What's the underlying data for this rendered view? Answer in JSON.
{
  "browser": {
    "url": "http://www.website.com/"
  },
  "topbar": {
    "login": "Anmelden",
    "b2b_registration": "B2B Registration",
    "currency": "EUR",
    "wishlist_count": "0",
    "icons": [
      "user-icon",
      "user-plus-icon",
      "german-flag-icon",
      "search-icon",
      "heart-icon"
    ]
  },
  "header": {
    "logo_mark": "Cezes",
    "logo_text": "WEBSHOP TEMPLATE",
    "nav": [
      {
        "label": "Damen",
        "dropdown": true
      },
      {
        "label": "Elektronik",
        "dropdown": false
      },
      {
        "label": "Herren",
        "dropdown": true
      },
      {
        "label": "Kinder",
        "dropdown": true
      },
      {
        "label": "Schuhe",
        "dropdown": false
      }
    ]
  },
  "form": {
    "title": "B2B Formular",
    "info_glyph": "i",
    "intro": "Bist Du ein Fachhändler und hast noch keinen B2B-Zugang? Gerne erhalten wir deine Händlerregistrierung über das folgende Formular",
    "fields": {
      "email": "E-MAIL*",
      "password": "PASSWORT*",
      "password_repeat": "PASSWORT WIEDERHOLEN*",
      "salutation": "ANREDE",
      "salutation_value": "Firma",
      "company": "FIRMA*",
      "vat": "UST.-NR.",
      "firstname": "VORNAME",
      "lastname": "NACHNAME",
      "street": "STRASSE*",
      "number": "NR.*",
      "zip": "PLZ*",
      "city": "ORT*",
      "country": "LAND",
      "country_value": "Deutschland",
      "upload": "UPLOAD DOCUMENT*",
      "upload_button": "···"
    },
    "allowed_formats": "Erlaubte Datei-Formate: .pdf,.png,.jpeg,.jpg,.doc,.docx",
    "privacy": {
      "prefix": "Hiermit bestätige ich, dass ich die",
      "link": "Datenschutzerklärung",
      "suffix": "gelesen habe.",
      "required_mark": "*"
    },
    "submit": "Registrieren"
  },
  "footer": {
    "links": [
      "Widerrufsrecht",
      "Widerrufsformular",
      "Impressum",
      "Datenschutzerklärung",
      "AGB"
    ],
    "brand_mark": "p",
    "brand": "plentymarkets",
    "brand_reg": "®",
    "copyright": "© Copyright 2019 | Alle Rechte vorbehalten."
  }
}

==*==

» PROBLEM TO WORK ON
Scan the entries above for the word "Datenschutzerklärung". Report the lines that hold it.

» EXPECTED OUTPUT
      "link": "Datenschutzerklärung",
      "Datenschutzerklärung",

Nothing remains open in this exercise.